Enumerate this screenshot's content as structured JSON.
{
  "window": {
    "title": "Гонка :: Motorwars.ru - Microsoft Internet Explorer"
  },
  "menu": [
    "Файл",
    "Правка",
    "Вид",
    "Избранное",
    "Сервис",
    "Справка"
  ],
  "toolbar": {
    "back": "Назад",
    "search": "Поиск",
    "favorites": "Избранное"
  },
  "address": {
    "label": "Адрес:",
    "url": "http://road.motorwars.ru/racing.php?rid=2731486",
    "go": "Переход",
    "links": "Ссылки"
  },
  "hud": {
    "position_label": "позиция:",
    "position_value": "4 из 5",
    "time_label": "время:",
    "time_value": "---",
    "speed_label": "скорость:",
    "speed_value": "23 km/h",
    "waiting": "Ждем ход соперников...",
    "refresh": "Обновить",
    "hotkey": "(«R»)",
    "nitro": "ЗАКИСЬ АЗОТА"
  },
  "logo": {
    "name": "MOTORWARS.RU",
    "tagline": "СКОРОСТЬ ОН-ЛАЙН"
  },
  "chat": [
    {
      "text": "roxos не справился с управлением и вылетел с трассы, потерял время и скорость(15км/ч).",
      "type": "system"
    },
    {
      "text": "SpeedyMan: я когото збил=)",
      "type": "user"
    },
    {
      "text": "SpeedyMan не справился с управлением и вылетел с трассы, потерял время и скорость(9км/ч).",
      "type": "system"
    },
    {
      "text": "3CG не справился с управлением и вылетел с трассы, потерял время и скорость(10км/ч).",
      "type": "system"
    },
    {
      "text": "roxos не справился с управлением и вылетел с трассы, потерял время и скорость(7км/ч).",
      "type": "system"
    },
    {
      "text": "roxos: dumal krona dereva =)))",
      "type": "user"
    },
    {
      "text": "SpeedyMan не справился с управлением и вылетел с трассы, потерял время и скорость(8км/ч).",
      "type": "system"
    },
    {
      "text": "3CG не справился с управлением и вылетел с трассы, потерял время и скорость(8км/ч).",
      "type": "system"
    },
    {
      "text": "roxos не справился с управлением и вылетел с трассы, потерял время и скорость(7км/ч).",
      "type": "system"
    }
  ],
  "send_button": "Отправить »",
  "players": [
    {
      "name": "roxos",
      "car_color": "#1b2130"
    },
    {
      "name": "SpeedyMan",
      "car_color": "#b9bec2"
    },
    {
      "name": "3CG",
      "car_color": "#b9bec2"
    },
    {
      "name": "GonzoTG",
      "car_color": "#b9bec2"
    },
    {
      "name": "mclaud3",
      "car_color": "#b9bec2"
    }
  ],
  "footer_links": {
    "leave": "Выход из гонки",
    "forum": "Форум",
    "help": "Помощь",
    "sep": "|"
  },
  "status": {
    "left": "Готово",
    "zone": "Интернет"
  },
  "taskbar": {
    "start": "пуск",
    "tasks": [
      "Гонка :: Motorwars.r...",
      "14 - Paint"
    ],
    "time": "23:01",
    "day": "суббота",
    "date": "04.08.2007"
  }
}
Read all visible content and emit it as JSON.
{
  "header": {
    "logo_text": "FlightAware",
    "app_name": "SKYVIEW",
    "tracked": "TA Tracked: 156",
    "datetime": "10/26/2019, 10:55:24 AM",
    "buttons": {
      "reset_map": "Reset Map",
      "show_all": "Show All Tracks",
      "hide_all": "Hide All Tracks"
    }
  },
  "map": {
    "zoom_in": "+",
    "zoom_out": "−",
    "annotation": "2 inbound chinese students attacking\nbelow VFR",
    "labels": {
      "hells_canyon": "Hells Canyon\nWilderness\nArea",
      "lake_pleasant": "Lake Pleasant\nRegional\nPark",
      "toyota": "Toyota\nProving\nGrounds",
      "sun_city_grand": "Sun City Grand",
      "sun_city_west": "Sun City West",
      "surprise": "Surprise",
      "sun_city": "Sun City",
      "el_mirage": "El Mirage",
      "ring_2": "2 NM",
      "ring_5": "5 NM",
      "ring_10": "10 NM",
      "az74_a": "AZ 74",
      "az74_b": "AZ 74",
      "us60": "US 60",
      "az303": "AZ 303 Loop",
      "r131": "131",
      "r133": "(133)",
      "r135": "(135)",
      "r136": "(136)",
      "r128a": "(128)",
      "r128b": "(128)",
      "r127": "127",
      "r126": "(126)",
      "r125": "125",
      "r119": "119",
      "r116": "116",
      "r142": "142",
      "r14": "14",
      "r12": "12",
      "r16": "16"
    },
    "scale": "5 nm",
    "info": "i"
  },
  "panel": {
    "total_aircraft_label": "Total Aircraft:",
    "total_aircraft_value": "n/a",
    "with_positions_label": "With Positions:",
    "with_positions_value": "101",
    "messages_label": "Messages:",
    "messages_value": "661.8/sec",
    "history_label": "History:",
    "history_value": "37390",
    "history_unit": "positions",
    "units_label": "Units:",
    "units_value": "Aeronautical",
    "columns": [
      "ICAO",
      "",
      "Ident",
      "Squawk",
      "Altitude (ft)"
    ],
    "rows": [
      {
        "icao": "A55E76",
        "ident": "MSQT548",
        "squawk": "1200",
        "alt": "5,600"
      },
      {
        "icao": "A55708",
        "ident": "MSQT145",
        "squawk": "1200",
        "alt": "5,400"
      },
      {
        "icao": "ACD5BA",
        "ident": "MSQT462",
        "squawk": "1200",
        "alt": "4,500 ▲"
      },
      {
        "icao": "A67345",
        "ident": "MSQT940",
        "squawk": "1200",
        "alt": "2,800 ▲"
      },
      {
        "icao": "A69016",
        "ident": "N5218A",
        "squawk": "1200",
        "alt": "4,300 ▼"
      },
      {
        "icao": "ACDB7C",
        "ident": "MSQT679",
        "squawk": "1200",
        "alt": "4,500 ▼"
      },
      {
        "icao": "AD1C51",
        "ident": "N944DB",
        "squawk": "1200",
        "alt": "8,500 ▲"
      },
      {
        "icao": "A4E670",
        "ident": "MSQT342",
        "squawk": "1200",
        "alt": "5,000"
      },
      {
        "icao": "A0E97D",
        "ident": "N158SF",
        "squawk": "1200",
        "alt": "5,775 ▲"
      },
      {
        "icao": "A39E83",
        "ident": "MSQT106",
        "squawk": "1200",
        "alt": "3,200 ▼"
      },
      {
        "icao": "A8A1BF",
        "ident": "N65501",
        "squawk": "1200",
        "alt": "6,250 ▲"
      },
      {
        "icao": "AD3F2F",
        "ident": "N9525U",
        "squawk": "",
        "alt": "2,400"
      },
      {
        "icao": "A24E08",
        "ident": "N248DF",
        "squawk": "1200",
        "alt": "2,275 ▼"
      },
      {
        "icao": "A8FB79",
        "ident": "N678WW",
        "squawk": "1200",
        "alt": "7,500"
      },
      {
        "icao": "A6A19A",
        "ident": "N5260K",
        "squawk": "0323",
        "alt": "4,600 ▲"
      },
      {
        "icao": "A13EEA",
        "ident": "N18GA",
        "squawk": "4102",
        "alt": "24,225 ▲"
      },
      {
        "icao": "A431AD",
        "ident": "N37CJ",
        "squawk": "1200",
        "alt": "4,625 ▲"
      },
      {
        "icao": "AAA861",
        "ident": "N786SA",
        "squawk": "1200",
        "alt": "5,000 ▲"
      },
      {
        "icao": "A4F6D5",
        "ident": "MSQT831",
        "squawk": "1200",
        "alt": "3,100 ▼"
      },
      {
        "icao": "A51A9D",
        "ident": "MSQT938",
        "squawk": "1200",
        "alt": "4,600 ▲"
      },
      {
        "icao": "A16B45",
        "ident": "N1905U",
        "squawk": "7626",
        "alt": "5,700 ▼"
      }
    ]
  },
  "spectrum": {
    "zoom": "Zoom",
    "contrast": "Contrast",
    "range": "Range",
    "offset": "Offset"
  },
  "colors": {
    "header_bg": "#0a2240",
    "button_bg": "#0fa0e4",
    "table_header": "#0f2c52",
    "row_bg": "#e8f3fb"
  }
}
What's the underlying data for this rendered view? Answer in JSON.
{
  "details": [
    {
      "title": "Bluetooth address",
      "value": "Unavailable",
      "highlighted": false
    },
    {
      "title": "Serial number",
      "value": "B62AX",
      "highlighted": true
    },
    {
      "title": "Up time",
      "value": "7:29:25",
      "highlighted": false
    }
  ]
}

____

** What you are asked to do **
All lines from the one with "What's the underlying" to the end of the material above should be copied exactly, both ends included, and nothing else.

** Solution to this exercise **
What's the underlying data for this rendered view? Answer in JSON.
{
  "details": [
    {
      "title": "Bluetooth address",
      "value": "Unavailable",
      "highlighted": false
    },
    {
      "title": "Serial number",
      "value": "B62AX",
      "highlighted": true
    },
    {
      "title": "Up time",
      "value": "7:29:25",
      "highlighted": false
    }
  ]
}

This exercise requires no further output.